| WORK REQUEST |
Extract each record and reproduce it exactly.

| Page and application data records |
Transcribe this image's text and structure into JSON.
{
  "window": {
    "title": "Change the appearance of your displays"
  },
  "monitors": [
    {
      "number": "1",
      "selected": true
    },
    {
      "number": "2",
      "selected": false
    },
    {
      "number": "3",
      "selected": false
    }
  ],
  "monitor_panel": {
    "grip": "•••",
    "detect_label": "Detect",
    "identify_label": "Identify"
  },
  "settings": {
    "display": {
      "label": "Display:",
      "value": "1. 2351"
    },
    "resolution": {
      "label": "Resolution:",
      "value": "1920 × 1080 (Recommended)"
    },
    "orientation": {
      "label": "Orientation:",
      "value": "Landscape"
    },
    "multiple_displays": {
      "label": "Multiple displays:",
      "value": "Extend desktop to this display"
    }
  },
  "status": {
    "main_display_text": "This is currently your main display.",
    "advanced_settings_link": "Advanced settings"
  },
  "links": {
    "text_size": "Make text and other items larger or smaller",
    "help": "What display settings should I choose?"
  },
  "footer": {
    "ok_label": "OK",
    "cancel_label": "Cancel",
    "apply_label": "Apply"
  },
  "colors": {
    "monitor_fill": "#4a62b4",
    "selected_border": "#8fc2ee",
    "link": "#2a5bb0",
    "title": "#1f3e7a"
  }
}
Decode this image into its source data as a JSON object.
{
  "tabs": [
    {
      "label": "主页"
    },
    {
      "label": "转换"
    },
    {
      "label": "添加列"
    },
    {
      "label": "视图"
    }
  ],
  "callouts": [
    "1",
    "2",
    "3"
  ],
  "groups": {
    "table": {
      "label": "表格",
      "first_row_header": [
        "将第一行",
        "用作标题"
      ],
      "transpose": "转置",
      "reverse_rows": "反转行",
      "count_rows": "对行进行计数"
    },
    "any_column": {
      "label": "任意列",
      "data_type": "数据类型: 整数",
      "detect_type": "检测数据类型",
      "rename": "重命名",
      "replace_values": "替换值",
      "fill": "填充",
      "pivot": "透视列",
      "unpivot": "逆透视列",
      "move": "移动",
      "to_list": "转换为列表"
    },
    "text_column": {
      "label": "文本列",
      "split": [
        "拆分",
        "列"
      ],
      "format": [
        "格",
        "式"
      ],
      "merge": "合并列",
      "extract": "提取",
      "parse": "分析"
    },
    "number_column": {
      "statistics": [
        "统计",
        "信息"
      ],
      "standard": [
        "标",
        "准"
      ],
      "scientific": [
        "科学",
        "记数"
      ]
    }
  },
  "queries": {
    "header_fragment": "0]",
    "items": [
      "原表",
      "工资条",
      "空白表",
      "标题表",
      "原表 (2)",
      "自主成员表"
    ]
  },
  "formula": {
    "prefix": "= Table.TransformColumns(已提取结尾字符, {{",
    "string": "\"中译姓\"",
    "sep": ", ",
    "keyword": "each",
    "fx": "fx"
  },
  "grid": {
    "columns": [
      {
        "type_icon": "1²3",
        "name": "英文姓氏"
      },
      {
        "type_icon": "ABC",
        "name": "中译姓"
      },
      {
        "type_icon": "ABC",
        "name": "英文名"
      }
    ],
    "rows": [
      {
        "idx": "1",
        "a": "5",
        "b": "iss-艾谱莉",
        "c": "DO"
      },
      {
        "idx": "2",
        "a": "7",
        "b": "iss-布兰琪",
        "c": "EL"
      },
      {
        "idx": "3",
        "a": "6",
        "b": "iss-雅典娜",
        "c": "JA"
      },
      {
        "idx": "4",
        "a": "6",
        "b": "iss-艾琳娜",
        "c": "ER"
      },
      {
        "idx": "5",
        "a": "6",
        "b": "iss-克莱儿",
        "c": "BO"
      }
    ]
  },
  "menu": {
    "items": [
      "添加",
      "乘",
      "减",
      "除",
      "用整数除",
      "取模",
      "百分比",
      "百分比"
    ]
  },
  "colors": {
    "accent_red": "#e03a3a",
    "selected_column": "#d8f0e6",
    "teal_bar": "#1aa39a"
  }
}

| ANSWER SECTION |
Transcribe this image's text and structure into JSON.
{
  "window": {
    "title": "Change the appearance of your displays"
  },
  "monitors": [
    {
      "number": "1",
      "selected": true
    },
    {
      "number": "2",
      "selected": false
    },
    {
      "number": "3",
      "selected": false
    }
  ],
  "monitor_panel": {
    "grip": "•••",
    "detect_label": "Detect",
    "identify_label": "Identify"
  },
  "settings": {
    "display": {
      "label": "Display:",
      "value": "1. 2351"
    },
    "resolution": {
      "label": "Resolution:",
      "value": "1920 × 1080 (Recommended)"
    },
    "orientation": {
      "label": "Orientation:",
      "value": "Landscape"
    },
    "multiple_displays": {
      "label": "Multiple displays:",
      "value": "Extend desktop to this display"
    }
  },
  "status": {
    "main_display_text": "This is currently your main display.",
    "advanced_settings_link": "Advanced settings"
  },
  "links": {
    "text_size": "Make text and other items larger or smaller",
    "help": "What display settings should I choose?"
  },
  "footer": {
    "ok_label": "OK",
    "cancel_label": "Cancel",
    "apply_label": "Apply"
  },
  "colors": {
    "monitor_fill": "#4a62b4",
    "selected_border": "#8fc2ee",
    "link": "#2a5bb0",
    "title": "#1f3e7a"
  }
}
Decode this image into its source data as a JSON object.
{
  "tabs": [
    {
      "label": "主页"
    },
    {
      "label": "转换"
    },
    {
      "label": "添加列"
    },
    {
      "label": "视图"
    }
  ],
  "callouts": [
    "1",
    "2",
    "3"
  ],
  "groups": {
    "table": {
      "label": "表格",
      "first_row_header": [
        "将第一行",
        "用作标题"
      ],
      "transpose": "转置",
      "reverse_rows": "反转行",
      "count_rows": "对行进行计数"
    },
    "any_column": {
      "label": "任意列",
      "data_type": "数据类型: 整数",
      "detect_type": "检测数据类型",
      "rename": "重命名",
      "replace_values": "替换值",
      "fill": "填充",
      "pivot": "透视列",
      "unpivot": "逆透视列",
      "move": "移动",
      "to_list": "转换为列表"
    },
    "text_column": {
      "label": "文本列",
      "split": [
        "拆分",
        "列"
      ],
      "format": [
        "格",
        "式"
      ],
      "merge": "合并列",
      "extract": "提取",
      "parse": "分析"
    },
    "number_column": {
      "statistics": [
        "统计",
        "信息"
      ],
      "standard": [
        "标",
        "准"
      ],
      "scientific": [
        "科学",
        "记数"
      ]
    }
  },
  "queries": {
    "header_fragment": "0]",
    "items": [
      "原表",
      "工资条",
      "空白表",
      "标题表",
      "原表 (2)",
      "自主成员表"
    ]
  },
  "formula": {
    "prefix": "= Table.TransformColumns(已提取结尾字符, {{",
    "string": "\"中译姓\"",
    "sep": ", ",
    "keyword": "each",
    "fx": "fx"
  },
  "grid": {
    "columns": [
      {
        "type_icon": "1²3",
        "name": "英文姓氏"
      },
      {
        "type_icon": "ABC",
        "name": "中译姓"
      },
      {
        "type_icon": "ABC",
        "name": "英文名"
      }
    ],
    "rows": [
      {
        "idx": "1",
        "a": "5",
        "b": "iss-艾谱莉",
        "c": "DO"
      },
      {
        "idx": "2",
        "a": "7",
        "b": "iss-布兰琪",
        "c": "EL"
      },
      {
        "idx": "3",
        "a": "6",
        "b": "iss-雅典娜",
        "c": "JA"
      },
      {
        "idx": "4",
        "a": "6",
        "b": "iss-艾琳娜",
        "c": "ER"
      },
      {
        "idx": "5",
        "a": "6",
        "b": "iss-克莱儿",
        "c": "BO"
      }
    ]
  },
  "menu": {
    "items": [
      "添加",
      "乘",
      "减",
      "除",
      "用整数除",
      "取模",
      "百分比",
      "百分比"
    ]
  },
  "colors": {
    "accent_red": "#e03a3a",
    "selected_column": "#d8f0e6",
    "teal_bar": "#1aa39a"
  }
}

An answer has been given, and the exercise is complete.